Special events, such as sporting events, outdoor concerts, festivals, parades, and planned demonstrations, play a significant role in local economies and attract participants from outside the community. Public safety can be used to manage operations during an event to protect participants and attendees. As an event host, it’s your job to ensure the safety of your guests, yet event security is often the last component event organizers consider.
1. Determine your events risks and needs
In terms of security, different events don’t have different needs. Your first step is to decide what type of risk you’re dealing with. Check out my previous blog to learn more about how to conquer event risk management.
2. Choose a professional security company to work with
Hiring a professional security company will reduce the chances of something bad happening at your event. It is their job to mitigate the risk and solve problems before they happen.
3. Control access to the event

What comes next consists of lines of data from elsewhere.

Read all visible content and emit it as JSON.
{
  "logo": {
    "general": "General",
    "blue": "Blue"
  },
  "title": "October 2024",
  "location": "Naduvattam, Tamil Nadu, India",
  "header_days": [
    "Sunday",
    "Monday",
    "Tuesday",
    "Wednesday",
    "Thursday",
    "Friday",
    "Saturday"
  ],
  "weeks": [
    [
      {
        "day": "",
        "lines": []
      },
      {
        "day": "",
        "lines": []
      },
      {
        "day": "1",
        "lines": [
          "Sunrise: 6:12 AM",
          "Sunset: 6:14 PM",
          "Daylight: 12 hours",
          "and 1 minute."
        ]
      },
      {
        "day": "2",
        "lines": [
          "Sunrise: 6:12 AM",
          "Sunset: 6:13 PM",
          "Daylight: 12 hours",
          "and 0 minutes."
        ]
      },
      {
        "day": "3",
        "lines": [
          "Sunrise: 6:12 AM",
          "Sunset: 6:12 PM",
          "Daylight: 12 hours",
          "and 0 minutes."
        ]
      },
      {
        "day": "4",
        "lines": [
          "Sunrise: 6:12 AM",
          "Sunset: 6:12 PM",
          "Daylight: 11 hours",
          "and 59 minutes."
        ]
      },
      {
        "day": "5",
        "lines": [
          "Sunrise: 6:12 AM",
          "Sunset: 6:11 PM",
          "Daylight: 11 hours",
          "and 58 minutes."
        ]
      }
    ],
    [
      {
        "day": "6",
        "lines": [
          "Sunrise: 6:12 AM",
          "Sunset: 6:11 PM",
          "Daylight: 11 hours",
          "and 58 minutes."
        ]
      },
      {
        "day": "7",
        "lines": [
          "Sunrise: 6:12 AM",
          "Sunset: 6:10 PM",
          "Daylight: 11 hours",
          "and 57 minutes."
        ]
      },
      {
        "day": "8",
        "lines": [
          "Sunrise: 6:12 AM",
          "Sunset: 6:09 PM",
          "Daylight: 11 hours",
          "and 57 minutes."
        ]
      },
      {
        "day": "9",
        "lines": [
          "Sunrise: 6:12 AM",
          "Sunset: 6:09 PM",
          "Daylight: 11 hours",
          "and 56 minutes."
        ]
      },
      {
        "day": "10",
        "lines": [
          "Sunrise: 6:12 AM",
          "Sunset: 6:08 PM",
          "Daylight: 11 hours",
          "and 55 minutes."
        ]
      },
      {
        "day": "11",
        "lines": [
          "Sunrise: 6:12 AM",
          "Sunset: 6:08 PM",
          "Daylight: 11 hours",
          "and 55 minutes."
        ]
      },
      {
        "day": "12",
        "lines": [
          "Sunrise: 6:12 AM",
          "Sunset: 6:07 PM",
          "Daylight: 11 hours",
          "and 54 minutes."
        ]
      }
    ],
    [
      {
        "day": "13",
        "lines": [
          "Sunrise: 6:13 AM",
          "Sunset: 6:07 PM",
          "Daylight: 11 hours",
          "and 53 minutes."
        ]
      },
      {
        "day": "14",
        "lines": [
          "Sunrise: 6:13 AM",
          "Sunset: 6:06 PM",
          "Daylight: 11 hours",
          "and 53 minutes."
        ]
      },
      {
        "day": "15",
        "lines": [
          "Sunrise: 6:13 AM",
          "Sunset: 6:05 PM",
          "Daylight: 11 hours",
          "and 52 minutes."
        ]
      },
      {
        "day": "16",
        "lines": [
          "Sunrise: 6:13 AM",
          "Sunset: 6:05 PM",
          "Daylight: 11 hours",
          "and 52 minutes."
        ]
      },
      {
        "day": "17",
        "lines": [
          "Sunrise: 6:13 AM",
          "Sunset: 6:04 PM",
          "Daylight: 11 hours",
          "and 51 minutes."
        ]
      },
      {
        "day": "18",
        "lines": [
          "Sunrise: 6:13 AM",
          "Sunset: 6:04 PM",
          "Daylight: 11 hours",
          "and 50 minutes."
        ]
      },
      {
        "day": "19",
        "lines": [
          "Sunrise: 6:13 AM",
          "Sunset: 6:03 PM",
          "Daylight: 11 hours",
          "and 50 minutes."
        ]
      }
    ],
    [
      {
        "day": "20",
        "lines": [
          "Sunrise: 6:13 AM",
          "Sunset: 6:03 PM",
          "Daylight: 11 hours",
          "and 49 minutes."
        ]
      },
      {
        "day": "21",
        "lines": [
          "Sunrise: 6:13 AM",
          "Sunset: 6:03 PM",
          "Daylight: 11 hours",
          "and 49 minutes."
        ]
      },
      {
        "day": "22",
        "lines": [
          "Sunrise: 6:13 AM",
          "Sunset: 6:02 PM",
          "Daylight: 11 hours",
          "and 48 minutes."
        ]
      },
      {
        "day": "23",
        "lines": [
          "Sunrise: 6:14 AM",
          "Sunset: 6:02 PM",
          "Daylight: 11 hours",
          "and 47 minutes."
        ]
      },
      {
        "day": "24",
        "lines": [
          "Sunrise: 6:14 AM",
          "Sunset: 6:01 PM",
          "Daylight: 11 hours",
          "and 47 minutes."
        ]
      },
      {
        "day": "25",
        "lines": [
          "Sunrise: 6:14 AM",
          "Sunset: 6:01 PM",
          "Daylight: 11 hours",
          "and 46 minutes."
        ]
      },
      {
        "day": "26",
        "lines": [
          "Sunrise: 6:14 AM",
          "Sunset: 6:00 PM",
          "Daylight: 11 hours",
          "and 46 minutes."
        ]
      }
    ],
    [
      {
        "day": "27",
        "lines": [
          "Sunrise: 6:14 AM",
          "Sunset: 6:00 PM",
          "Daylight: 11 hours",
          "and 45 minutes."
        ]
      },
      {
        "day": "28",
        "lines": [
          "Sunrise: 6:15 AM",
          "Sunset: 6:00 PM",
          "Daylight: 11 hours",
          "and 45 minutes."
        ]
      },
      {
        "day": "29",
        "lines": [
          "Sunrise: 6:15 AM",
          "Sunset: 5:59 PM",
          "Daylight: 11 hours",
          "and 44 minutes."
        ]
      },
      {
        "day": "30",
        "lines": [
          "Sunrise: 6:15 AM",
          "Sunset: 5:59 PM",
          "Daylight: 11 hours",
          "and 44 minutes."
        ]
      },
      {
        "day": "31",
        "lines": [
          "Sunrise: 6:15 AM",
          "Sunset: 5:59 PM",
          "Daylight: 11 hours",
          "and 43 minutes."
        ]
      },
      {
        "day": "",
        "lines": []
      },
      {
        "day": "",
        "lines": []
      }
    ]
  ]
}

One of the key ways to protect people from security threats is to set up checkpoints away from the gathering that attendees must pass through to get inside. This forces people to confront security personnel (or even just your registration staff) long before they can cause any damage. For instance, instead of installing your registration desk right outside an auditorium’s doorway, you would want to place it a few hundred feet away in the facility’s lobby. This way if an uninvited person tries to enter, they’ll be stopped before they reach the crowd.
4. Keep private events private
Some organizations like to announce their events publically, even if the events aren’t open to the public. Informing the public about an event is a security risk so make sure to keep it private.
5. Develop an emergency plan
Have a meeting with your security team and the venue before the event to create an emergency response plan. The purpose of the plan is to draft a procedure that everyone will enact in the event of a disaster.
The plan should include…
- Different ways to mass evacuate the event.
- What to do when there’s an active shooter.
- The locations of safe rooms or areas.
- Where staff should meet during an emergency.
- How staff will communicate during an emergency.
- How you’ll direct guests during an emergency.
- Signage and notifications for guests regarding how to respond.
Conduct after-action briefings
Public safety staff often conduct an after-action briefing to review activities, incidents, and responses. After-action briefings provide an opportunity to learn from previous events and improve planning and operation procedures.
You can’t eliminate all event security risks, but you can reduce their likelihood, minimize the chance of harm to your guests, and discourage agitators from causing trouble. The keys to good security are preparation and vigilance. If you consider your potential threats and invest resources into countering trouble, you’ll host a safe event for your guests.
How do you implement safety operations at your events? What tips would you recommend to ensure the safety of your guests? Comment your experience and thoughts below! Check out these Tips and Best Practices for Event Security.
Thanks for reading!